This process is broken down into the following stages:

  1. Prospecting / Lead Generation

  2. Qualifying Leads

  3. Scoping & Estimating

  4. Closing

At each stage, we have a set of rules which absolutely should be followed, and some general tips

Prospecting / Lead Generation


  • Always be honest about the best technology choices for a client, even if it’s less business for us.


  • We cannot create demand where there is none, don’t try.

  • Cultivate a reputation for being nice people who know their field.

  • Go to events and make friends with people, not just the people you think will give you work.

  • Ensure that people you meet have a way to reach us (business card, connect on LinkedIn, Twitter, etc.).

  • Schedule reminders to check in with former contacts from time to time.

Qualifying Leads


  • When someone contacts us with a potential project, schedule a call or meeting to assess the scope.
  • Add a potential deal to our CRM, and schedule follow up reminders.
  • Think about out what the customers really want, not just what they say they want. Try to reflect that back to them.
  • Make a judgement about whether we can realistically meet their expectations for their likely budget, if not, politely end the discussion ASAP.


  • If you want to end a conversation, the best way is to say that we’re busy. It does not imply anything negative about the customer, and helps our reputation to be seen as busy.
  • If you think a lead is a waste of time but aren’t sure, ask the client the show commitment by investing their own time. E.g. Ask for a 1-2 page brief document, ask them to come to our office, or ask them to pay for some consultancy time.
  • Pre-VC funded startups do not make good clients. They have very little money, they are often chaotic and lack clear processes, they often have a lot of technical debt, and they often believe that industry established best practices or conventions don’t apply to them.
  • Being asked to sign an NDA just to discuss a potential project is a bad sign, we just don’t do that.

Scoping & Estimating


  • Write down a list of user stories that the software will fulfil. E.g. “As a manager I want to view staff members’ remaining holiday entitlement”. These will form the basis of the project scope and the contractual arrangement. Send these to the customer for approval.
  • From the list of user stories, identify the nouns/entities and the list of screens that will be needed. Typically each entity has a list page, a single entity view page and a single entity create/edit page. Reports and dashboards are additional screens.
  • Using our estimation framework spreadsheet, list the entities, screens, external interfaces (e.g. Facebook login, MailChimp integration) and additional features (e.g. search, multi-file uploaded, image processing). Choose a T-shirt size for each one (e.g. XL, L, M, S, XS). The estimation framework will estimate the number of days of development required.
  • Identify other parties that will be involved. E.g. external graphic designer, other departments who will have sign off on designs etc. Add time for interfacing with these people.
  • Identify tools, technologies and existing systems that we will need to learn. Add time for learning these.

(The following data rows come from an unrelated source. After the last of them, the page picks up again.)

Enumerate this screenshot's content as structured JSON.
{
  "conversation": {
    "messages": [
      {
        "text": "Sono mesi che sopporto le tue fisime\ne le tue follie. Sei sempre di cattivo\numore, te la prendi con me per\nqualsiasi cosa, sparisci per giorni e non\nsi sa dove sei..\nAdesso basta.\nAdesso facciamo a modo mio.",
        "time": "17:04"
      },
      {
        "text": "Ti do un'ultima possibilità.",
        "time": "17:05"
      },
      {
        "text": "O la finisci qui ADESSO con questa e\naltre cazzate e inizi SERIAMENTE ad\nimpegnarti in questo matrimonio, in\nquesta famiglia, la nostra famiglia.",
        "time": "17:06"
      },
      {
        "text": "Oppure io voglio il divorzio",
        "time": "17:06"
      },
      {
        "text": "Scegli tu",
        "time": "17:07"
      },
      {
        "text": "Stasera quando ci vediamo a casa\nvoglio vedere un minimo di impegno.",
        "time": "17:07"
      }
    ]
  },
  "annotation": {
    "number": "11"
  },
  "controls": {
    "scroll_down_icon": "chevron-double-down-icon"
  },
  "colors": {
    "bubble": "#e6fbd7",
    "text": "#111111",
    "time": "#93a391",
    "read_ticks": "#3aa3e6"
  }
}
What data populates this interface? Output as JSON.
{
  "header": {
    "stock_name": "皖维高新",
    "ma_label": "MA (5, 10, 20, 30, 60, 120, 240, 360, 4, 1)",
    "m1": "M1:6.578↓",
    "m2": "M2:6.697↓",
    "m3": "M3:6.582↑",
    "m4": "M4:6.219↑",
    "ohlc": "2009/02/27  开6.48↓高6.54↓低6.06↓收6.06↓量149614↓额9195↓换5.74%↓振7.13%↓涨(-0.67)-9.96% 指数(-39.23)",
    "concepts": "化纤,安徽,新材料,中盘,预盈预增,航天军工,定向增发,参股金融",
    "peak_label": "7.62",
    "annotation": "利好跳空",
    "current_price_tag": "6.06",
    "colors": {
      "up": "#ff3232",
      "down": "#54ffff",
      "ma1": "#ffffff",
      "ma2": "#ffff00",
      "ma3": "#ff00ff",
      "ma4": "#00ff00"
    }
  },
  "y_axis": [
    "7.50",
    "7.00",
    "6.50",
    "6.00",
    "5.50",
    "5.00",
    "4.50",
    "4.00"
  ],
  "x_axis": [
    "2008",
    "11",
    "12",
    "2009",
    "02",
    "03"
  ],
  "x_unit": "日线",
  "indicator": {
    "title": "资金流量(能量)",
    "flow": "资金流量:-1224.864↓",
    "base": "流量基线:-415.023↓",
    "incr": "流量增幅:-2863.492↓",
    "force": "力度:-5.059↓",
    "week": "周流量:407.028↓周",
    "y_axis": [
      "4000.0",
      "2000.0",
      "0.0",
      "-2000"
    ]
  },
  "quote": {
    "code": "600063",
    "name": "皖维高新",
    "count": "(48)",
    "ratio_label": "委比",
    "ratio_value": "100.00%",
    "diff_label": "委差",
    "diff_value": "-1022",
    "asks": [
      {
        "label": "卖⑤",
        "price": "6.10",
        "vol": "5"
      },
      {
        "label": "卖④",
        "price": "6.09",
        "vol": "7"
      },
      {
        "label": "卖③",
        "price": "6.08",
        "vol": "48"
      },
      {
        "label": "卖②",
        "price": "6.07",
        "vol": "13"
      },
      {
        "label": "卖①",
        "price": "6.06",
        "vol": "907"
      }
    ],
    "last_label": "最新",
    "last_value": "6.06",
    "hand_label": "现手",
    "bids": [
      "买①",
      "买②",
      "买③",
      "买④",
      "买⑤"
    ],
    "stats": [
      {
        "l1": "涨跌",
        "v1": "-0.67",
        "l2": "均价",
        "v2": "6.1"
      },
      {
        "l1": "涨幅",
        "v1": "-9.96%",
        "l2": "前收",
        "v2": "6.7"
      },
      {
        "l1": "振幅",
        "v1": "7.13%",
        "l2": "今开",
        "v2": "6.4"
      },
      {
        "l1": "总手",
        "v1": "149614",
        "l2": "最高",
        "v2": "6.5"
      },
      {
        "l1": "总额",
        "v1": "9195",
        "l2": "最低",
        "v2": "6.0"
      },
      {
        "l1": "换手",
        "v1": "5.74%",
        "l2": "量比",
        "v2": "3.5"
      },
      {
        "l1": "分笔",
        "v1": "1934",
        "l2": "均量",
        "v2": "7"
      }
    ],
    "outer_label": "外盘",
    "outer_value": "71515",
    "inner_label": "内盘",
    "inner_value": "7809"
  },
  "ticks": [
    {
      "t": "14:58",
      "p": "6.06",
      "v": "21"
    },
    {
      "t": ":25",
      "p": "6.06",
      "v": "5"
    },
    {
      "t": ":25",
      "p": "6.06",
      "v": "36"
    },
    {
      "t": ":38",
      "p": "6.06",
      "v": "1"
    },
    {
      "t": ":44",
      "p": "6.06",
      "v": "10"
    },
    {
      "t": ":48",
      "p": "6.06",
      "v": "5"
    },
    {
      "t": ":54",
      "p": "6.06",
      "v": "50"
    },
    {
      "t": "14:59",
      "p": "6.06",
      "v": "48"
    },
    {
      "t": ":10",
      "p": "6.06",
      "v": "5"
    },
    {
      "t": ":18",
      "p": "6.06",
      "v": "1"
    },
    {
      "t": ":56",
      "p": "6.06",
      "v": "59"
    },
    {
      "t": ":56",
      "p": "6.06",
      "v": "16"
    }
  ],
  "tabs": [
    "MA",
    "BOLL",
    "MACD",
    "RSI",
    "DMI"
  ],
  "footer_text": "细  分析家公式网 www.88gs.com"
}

  • Having estimated a project, it is often useful to informally tell the client what it looks like over the phone, before formally telling them. This saves time on preparing the proposal document if it’s clear it’s a non-starter, and also allows both us and the customer to change direction more easily if there are multiple options.



  • Send the proposal document containing the list user stories, the cost estimate and some proposed payment milestones.
  • Follow up. Use our CRM to schedule follow up reminders.
  • If a positive response is received, draft a contract and send it to the client for a signature.
  • Do not be tempted to start work before the contract is signed. Regardless of whether the client has set expectations around deadlines.


  • Be wary of customers moving the goalposts at this stage, go back to Scoping & Estimating if necessary.
  • Be wary of customers using the promise of a project to extract free advice - recap “90% of the problem and 10% of the solution” to them.

Next Steps

Once a contract is signed, issue the commencement invoice (if there is one) and move on to the Project Management and Account Management processes.